For the material that follows, list every line containing the word "работы".

* PROVIDED RECORDS:
------------------------------------

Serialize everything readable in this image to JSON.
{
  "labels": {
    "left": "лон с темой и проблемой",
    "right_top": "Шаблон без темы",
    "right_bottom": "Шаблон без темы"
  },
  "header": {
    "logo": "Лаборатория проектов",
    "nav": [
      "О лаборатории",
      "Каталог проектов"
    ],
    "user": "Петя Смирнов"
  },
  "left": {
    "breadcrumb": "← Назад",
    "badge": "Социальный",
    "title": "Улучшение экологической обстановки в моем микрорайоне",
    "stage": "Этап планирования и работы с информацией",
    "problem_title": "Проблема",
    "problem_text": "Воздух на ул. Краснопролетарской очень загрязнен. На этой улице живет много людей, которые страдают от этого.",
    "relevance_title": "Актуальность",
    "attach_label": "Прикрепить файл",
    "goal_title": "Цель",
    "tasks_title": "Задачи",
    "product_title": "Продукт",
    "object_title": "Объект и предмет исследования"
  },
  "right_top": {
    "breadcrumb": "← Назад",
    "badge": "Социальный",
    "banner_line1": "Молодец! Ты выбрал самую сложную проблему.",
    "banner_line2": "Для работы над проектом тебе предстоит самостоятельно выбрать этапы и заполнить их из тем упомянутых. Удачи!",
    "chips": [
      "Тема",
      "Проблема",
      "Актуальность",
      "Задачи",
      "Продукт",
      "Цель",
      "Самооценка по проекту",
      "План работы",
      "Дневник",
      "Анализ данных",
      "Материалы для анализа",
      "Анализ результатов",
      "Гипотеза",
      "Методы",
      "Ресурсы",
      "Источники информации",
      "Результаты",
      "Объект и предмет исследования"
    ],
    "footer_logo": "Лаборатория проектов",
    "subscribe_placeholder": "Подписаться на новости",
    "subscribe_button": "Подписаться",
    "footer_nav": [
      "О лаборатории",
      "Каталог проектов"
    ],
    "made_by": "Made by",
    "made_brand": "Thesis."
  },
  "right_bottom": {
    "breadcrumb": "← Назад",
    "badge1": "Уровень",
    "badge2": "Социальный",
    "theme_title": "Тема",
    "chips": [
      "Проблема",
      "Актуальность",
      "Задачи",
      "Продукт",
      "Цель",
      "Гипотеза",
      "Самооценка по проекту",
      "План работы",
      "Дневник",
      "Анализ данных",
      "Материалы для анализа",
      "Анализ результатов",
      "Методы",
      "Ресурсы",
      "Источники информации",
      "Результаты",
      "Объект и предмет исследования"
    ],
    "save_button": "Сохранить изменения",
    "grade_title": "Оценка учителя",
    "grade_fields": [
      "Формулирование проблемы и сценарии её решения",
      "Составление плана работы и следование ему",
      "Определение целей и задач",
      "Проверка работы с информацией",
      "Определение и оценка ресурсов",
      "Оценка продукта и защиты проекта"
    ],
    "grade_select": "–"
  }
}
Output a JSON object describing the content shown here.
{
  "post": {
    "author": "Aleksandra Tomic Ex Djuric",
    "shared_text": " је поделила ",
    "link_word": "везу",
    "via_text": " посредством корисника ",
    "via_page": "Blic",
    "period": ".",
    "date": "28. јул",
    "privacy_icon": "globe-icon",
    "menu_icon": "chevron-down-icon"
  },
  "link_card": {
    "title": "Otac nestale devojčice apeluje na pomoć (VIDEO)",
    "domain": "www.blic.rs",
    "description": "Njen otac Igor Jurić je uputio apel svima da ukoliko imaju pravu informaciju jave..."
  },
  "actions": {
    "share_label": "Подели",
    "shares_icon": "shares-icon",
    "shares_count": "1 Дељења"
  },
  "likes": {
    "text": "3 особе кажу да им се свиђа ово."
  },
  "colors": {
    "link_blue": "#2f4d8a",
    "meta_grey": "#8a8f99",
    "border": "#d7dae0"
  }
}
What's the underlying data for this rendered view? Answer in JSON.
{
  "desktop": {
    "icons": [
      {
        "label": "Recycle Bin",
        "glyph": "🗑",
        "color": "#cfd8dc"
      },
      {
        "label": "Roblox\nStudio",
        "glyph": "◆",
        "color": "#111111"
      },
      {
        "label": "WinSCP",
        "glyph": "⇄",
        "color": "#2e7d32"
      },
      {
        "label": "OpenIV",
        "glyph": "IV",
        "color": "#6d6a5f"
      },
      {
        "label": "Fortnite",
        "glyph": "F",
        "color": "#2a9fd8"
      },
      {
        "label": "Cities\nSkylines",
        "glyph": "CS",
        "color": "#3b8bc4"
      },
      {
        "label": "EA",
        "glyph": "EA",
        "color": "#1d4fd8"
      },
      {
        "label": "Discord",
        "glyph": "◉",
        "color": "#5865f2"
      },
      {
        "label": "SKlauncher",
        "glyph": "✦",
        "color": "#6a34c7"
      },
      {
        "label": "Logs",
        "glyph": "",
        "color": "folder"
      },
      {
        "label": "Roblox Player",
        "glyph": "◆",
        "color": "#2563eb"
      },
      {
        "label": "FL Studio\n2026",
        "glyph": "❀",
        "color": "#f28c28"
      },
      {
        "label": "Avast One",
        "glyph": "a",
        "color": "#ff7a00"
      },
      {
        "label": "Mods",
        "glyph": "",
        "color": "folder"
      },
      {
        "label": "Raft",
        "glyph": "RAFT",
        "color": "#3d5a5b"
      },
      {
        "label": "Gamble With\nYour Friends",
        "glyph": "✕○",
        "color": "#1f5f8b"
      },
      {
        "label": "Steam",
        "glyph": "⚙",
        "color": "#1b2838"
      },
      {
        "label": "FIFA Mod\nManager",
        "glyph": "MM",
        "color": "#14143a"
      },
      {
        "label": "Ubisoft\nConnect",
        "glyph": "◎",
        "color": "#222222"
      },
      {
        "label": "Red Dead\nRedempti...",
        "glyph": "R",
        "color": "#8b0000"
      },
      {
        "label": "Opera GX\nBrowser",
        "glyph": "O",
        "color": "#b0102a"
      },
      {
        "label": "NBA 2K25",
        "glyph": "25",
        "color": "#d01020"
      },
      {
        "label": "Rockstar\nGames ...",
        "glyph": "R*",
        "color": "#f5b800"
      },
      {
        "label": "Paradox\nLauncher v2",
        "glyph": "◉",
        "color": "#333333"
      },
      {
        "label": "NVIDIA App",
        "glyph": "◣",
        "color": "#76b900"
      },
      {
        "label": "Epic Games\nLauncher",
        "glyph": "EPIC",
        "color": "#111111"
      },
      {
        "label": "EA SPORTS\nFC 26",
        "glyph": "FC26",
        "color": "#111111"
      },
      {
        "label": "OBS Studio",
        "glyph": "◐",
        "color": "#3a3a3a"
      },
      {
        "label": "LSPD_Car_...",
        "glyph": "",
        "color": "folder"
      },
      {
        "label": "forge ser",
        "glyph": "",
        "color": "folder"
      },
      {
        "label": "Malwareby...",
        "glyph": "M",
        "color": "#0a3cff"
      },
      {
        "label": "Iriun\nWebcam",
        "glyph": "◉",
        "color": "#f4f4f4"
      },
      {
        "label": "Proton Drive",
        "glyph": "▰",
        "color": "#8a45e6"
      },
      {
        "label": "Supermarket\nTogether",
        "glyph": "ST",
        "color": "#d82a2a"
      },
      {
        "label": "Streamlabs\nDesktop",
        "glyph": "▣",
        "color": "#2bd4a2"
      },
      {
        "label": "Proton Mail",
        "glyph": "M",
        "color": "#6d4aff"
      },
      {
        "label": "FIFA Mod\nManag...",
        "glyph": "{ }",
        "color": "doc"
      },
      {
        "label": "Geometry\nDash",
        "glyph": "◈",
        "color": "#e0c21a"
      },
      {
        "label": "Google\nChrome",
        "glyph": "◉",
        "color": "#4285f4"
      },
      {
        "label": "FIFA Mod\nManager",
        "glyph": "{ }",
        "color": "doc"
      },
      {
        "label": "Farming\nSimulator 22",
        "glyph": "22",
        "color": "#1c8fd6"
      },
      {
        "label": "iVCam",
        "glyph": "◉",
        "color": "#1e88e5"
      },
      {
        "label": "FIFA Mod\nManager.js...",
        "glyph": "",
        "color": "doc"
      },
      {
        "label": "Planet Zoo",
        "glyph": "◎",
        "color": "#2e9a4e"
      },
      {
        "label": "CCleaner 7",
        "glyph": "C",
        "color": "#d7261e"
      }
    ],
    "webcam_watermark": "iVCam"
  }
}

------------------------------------

* RESPONSE:
    "stage": "Этап планирования и работы с информацией",
    "banner_line2": "Для работы над проектом тебе предстоит самостоятельно выбрать этапы и заполнить их из тем упомянутых. Удачи!",
      "План работы",
      "План работы",
      "Составление плана работы и следование ему",
      "Проверка работы с информацией",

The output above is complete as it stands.